A year after the Federal Aviation Administration established six test ranges for unmanned aircraft systems (UAS), aviation officials have failed to tap their research potential to speed integration of UAS into the national airspace, lawmakers said.
“Seems to me there are three problems that I hear over and over from the different folks who come from Nevada to come and talk to me,” said Rep. Dina Titus, D-Nev,” whose state hosts one of the test ranges. “One is they don’t know what information should be collected.
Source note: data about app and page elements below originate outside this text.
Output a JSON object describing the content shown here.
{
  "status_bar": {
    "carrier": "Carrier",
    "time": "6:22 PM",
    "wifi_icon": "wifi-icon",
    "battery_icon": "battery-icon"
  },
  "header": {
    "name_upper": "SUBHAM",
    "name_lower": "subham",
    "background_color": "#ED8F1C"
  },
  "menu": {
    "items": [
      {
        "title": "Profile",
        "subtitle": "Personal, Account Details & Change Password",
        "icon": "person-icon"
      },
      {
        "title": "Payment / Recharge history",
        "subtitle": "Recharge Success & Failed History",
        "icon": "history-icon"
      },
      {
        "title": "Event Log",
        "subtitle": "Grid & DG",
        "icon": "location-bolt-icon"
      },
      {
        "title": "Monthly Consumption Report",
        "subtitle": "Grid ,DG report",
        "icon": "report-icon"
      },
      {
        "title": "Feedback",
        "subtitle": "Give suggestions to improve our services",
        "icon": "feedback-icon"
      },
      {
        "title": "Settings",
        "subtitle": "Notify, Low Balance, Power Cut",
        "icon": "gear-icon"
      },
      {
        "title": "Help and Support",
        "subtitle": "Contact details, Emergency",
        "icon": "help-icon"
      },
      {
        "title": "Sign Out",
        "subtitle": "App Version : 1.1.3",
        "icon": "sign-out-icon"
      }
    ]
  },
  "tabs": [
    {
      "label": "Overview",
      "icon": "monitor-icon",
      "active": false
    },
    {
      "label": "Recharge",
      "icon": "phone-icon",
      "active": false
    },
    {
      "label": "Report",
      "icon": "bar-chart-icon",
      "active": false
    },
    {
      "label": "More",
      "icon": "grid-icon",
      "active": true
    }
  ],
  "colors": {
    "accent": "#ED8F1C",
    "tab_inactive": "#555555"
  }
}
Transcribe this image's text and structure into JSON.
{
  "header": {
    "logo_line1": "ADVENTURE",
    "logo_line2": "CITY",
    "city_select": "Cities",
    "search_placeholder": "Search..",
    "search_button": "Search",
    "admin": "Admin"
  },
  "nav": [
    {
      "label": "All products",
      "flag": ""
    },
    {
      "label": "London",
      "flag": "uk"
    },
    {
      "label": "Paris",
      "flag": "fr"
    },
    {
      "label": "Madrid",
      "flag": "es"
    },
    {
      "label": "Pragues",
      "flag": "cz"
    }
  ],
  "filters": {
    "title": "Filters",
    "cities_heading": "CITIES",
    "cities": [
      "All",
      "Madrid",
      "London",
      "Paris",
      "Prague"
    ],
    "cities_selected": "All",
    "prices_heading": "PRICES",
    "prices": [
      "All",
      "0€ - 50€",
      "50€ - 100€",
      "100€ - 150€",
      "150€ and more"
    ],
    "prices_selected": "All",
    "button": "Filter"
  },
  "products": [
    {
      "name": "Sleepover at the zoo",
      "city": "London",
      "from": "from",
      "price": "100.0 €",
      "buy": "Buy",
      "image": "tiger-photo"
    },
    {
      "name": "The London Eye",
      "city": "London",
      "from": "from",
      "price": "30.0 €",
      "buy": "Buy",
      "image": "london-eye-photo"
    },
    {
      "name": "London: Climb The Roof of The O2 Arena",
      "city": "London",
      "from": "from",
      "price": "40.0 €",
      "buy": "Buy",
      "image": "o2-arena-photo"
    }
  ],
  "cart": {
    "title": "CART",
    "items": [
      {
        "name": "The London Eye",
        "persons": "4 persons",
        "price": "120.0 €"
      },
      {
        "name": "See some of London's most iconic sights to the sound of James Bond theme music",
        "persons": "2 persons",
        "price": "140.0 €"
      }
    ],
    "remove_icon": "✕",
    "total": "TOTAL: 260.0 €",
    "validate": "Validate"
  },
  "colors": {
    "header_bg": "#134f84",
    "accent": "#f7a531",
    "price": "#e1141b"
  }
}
Is just not been clear to them what data is needed, to put it together, what procedure should be followed,” she said during a Dec. 10 hearing of the House Subcommittee on Aviation.
Peggy Gilligan, the FAA’s Associate Administrator for Aviation Safety, told Titus that though her agency primarily sees the ranges as a place for industry’s use, her agency is zeroing in on its research requirements.
“In terms of what data the FAA needs we now realize that is a valuable piece of information for the test sites to have,” Gilligan told the subcommittee. “With the applications for the (Center of Excellence for unmanned aircraft) we have identified the research needs that the FAA has.”
That information will be shared with the test sites through biweekly conference calls and staff visits, she said. “The technical staff will be working closely with the test site operators to be sure that we, and they, understand what could be helpful to FAA based on the work that they’re seeing that their test sites.”
Though private sector representatives have offered publicly to support the test sites and integration, a legal barrier has emerged that is making it hard for them to cooperate with aviation regulators.
The issue is rooted in the Antideficiency Act, which prohibits federal employees from “accepting voluntary services for the United States,” according to a GAO summary.
“There’s this inanity of the Antideficiency Act,” Rep. Peter DeFazio, D-Ore, said to Gilligan, “where you can’t give direction to someone utilizing a test site because they are providing an uncompensated service. Have your lawyers really looked at that to see whether or not there is a way around that or are we going to need to legislate to fix that?”
“Our lawyers have looked at it sir, and that’s the advice that they’ve given us,” Gilligan responded. “I certainly will ask them to look more closely to see if there’s some alternative.”
The key would be “seeing if there is a way that funds could be made available to pay for research or support research at the test sites,” Gerald Dillingham, director of civil aviation issues for the Government Accountability Office told the lawmakers.
That, however, has already been described as unlikely. Subcommittee Chairman Frank LoBiondo (R-N.J.) told attendees at the Association for Unmanned Vehicle Systems International (AUVSI 2014) conference in Orlando, Florida, in May that he did not see Congress providing funding for the ranges.
Even if new monies were found it is not yet clear if the FAA has a research plan ready to go and a mechanism in place to take in the data.
Titus said Dillingham had reported that the agency was working out its research needs but had also underscored that there was no timeframe set for their plan’s completion.
“The enthusiasm is starting to wane because that (Nevada) test site is not producing like we thought it would,” said Titus. “I hear Ms. Gilligan being positive about it but the things that I hear from people who have briefed me from Nevada are more in line with what Dr. Dillingham pointed out. They just don’t think it’s getting off the ground.”